- Exercise input

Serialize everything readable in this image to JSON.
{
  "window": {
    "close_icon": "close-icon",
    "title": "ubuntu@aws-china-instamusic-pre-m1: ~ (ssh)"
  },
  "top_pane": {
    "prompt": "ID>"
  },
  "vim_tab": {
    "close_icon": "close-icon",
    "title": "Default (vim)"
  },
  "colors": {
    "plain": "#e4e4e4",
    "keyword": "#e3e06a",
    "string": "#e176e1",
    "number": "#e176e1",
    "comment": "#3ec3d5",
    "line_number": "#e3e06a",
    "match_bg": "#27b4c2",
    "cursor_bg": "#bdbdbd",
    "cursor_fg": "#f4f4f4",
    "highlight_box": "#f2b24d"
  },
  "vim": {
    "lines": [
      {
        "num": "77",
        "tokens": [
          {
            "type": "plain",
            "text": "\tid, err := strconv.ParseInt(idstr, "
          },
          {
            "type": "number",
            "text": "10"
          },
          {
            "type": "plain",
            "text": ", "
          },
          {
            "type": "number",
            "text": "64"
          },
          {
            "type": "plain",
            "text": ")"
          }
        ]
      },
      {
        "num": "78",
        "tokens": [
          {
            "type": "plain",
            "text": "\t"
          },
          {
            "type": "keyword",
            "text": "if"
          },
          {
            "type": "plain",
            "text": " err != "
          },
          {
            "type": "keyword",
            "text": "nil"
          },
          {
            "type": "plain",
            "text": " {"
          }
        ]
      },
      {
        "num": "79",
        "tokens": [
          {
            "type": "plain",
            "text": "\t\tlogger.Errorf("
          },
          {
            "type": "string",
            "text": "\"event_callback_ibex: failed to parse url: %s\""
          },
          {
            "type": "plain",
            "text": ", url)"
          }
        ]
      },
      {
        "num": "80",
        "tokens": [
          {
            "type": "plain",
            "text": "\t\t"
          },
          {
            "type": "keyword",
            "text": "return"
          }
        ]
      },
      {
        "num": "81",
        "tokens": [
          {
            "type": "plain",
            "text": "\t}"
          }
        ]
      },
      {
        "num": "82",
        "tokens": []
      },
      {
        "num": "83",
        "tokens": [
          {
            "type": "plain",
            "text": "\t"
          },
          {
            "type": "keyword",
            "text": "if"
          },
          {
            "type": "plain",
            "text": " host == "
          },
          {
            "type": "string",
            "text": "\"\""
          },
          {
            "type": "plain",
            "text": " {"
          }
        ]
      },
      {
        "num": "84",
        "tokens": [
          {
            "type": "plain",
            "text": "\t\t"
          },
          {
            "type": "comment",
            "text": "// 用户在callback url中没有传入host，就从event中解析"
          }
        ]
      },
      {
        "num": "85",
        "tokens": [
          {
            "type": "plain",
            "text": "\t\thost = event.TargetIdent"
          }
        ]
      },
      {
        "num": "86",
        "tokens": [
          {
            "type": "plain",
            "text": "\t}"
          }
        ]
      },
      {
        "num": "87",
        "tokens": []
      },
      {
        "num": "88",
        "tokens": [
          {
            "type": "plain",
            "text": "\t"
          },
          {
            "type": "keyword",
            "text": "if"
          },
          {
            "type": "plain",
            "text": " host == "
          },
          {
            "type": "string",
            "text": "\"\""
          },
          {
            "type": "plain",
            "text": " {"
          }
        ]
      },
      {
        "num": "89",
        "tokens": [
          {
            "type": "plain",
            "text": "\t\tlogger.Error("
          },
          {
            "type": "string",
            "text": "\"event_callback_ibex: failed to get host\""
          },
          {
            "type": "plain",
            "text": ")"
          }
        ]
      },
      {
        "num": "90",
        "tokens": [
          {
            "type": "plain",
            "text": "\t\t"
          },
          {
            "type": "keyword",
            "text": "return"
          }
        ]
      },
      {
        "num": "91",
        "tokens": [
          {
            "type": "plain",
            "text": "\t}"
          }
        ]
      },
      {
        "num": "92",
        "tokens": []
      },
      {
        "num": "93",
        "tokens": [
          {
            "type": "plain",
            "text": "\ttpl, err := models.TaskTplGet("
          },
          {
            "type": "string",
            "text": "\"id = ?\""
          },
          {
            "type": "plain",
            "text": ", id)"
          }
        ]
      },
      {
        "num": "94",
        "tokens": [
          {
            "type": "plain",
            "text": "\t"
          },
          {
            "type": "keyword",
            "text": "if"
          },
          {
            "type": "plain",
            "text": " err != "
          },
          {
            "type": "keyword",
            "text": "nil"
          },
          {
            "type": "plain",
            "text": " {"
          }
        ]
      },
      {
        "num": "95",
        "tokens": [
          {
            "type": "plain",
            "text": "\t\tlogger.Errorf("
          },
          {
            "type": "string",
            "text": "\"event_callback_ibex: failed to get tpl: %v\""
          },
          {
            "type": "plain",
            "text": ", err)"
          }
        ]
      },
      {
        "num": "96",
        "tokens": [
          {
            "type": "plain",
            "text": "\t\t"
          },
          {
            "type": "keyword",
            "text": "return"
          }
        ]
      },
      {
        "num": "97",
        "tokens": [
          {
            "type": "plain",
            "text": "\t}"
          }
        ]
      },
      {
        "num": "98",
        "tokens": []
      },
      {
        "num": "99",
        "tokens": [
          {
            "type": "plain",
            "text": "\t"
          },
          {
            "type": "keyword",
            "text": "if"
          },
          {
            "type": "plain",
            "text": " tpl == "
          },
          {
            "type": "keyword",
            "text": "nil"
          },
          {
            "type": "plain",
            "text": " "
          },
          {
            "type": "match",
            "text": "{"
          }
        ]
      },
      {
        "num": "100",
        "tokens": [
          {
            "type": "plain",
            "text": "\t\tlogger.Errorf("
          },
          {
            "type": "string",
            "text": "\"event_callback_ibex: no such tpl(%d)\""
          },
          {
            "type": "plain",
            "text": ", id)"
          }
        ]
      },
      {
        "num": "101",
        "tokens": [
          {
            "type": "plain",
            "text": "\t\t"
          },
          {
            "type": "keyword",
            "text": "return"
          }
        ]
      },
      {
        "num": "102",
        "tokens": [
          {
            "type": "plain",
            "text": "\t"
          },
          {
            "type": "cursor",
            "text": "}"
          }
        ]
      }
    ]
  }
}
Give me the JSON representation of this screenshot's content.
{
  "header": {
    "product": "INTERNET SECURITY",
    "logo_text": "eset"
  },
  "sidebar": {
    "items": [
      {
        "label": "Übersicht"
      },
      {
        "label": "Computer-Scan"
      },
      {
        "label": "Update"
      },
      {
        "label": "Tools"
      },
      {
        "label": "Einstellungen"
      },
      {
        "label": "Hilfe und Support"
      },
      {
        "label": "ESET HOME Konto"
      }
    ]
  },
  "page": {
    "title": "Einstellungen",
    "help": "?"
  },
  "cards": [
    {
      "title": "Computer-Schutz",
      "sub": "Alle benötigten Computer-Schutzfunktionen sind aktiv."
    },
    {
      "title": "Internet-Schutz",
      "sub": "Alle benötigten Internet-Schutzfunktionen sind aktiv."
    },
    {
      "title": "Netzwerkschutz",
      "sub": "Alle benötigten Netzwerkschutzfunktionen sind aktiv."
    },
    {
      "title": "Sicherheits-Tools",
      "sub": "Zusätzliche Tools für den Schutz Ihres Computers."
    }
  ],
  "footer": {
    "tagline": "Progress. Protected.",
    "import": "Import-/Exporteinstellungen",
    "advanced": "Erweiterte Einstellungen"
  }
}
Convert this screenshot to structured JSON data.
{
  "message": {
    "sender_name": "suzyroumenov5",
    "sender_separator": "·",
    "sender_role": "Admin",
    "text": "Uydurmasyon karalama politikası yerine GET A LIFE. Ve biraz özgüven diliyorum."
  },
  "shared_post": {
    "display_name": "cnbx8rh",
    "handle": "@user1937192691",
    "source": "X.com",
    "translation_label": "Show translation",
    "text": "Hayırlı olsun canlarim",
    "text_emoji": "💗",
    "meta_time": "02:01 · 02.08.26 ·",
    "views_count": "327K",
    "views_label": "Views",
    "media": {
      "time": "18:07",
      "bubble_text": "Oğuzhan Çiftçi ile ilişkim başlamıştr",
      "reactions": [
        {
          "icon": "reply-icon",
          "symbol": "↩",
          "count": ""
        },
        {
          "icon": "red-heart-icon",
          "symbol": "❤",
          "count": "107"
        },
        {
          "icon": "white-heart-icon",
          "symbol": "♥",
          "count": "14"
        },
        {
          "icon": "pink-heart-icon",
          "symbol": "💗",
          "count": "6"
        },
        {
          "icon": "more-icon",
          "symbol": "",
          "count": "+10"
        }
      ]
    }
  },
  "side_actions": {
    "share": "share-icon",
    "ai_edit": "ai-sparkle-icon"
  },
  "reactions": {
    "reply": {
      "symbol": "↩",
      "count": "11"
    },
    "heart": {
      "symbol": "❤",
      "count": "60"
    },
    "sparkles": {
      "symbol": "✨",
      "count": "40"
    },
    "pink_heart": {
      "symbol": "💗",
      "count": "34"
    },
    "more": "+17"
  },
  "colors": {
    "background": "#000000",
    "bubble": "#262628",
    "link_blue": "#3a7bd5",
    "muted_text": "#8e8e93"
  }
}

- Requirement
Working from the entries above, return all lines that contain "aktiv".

- Task response
      "sub": "Alle benötigten Computer-Schutzfunktionen sind aktiv."
      "sub": "Alle benötigten Internet-Schutzfunktionen sind aktiv."
      "sub": "Alle benötigten Netzwerkschutzfunktionen sind aktiv."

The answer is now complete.